School Strategies to Prevent and Manage Bullying

Whole-School Prevention Strategies

  • a school culture that seeks to be proactive and restore relationships damaged through conflict;
  • awareness-raising and planning to deal with specific forms of bullying in particular cyber-bullying and racism;
  • close collaboration with parents and the wider community on bullying;
  • professional development for staff on identifying the signs of a student being bullied;
  • positive staff role modelling;
  • Provision of parent information to raise parent awareness of bullying - Bullying Brochures.
  • Implementation of school wide social skills program - PATHs and Aussie Optimism
  • School based youth worker to liaise with at risk students;
  • providing incentives for respectful behaviour;
  • long term, whole school prevention curriculum which starts in the early years and includes:
    • understanding what behaviours constitute bullying;
    • why bullying is unacceptable;
    • the development of effective bystander behaviour;
    • understanding the school's processes for preventing and managing bullying; and
    • awareness raising of cyber-bullying and strategies to deal with it.
  • a coordinated, highly visible (orange jackets) and active approach to playground supervision;
  • identification of and supervision adjustments to high-risk situations;
  • recognising and reinforcing positive playground behaviour and positive social relationships;
  • recording and managing playground bullying incidents on INTEGRIS.

Investigation of Bullying Incident.

Each Bullying incident will require careful and thorough investigation.

  1. Staff informed of incident by child or parent
  2. No Blame approach implemented. Parents notified.
  3. Bullying re-occurs - Sanctions to apply. These may include specific play area, detention or suspension.
  4. Ongoing monitoring of students involved.

Appendix A

No blame approach

The no blame approach provides teachers with a way of encouraging empathy and dealing with individual bullying or harassment behaviours. The teacher acts both as facilitator and intermediary between the parties. Here is the no blame approach sequence:
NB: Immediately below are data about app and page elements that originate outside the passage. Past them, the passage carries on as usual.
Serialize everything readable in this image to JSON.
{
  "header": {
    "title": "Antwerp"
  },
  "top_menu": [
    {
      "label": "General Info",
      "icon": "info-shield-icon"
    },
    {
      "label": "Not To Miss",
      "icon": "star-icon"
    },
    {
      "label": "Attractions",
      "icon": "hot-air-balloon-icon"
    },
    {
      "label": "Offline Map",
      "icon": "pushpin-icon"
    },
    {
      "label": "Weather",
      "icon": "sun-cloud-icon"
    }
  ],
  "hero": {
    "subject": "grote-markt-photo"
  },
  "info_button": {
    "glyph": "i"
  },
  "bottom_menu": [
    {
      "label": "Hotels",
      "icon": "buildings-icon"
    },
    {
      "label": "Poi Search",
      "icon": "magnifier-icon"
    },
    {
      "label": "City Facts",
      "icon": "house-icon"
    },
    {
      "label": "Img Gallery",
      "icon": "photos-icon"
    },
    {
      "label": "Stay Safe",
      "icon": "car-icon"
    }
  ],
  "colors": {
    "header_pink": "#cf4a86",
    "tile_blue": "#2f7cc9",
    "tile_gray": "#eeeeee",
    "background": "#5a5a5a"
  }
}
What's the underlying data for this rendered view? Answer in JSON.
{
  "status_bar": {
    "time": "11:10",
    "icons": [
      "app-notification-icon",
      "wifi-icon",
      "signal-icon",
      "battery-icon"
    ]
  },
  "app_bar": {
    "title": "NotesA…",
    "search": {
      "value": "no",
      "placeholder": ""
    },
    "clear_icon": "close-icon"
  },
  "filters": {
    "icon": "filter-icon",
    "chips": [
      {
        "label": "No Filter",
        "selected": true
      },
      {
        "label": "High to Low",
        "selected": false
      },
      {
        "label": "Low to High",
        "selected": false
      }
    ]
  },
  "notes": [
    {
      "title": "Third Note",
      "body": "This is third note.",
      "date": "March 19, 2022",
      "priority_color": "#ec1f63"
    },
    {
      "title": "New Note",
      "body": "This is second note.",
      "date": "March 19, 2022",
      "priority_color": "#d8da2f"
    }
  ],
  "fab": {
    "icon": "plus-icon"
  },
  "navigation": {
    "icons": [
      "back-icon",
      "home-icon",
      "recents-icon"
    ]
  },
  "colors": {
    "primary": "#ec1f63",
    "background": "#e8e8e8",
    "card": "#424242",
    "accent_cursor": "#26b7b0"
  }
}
Step 1 - Talk with the victim 
Teacher talks to the victim to establish the impact that the bullying has had on them. It is not designed to gather "facts" about who said or did what to who. The victim will be encouraged to suggest the names of people to form a group who should help solve the problem. These will include those involved, colluders and perhaps friends of the victim.

Step 2 - Convene a meeting of the group
Teacher gathers the group together ensuring that there is a balance between helpful and reliable students and those whose behaviour has been causing a problem.

Step 3 - Explain the problem
Teacher explains that there is a problem and that "Sarah" is experiencing certain difficulties. Without discussing specific incidents or accusations the facilitator explains how "Sarah" is feeling.

Step 4 - Share responsibility
Teacher points out that no one is going to be punished and that the group has been convened to help solve the problem because there is a shared responsibility for "Sarah's" happiness.

Step 5 - Ask for ideas
Teacher asks the group to suggest ways that they may be able to alleviate the suffering felt by the victim. Members of the group are encouraged to use "I" language (I will sit next to her in lessons, I will walk to school with her etc) so that they take ownership of the solutions. These ideas are not imposed on the group by the facilitator.

Step 6 - Leave it up to them
Teacher ends the meeting by passing responsibility for the problem over to the group, thanks them for their support and arranges a meeting to see how things are going.

Step 7 - Meet them again
Teacher meets each of the group individually a week later to see how things are going.